- Records for this exercise
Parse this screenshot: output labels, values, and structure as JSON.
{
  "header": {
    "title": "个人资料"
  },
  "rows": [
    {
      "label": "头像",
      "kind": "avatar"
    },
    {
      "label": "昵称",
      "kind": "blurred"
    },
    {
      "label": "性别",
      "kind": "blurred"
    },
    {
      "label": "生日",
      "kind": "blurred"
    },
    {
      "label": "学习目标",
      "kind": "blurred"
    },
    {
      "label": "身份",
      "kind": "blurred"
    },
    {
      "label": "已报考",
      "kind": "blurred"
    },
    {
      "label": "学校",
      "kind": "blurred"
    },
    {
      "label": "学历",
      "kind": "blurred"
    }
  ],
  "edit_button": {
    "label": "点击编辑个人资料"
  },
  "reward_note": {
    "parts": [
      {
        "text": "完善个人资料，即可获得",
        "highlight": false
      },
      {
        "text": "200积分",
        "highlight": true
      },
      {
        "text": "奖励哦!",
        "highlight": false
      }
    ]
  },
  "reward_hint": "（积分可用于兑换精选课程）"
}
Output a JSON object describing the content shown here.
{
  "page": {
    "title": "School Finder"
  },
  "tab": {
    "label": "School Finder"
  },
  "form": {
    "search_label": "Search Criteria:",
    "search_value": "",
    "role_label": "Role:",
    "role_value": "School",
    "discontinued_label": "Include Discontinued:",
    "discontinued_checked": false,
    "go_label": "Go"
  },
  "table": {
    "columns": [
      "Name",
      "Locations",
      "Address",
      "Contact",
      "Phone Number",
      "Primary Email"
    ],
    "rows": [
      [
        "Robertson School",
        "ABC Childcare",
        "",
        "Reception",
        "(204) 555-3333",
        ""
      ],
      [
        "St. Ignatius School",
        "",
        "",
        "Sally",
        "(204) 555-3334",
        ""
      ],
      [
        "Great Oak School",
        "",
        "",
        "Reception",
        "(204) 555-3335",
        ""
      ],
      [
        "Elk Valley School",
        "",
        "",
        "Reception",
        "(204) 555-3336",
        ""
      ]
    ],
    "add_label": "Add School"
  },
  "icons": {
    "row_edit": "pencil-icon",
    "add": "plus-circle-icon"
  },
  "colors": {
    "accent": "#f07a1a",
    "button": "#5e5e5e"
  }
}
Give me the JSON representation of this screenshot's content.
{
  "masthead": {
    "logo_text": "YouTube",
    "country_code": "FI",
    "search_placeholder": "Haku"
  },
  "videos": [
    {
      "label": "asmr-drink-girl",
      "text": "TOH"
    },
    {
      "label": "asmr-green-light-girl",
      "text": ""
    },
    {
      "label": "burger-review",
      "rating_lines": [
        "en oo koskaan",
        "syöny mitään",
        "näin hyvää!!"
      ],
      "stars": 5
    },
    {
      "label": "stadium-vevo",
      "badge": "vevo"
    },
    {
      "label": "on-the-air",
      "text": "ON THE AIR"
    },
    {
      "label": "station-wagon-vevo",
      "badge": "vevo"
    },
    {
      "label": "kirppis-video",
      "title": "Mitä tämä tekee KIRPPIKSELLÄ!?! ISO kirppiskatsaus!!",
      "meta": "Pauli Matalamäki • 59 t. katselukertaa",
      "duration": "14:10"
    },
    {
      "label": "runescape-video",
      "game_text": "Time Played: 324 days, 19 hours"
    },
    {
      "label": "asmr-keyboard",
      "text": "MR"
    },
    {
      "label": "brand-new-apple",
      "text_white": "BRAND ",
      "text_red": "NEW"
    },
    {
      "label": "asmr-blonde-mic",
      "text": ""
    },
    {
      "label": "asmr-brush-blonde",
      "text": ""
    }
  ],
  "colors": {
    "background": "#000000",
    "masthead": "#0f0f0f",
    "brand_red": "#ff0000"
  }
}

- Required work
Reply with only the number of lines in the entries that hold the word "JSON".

- Output below
3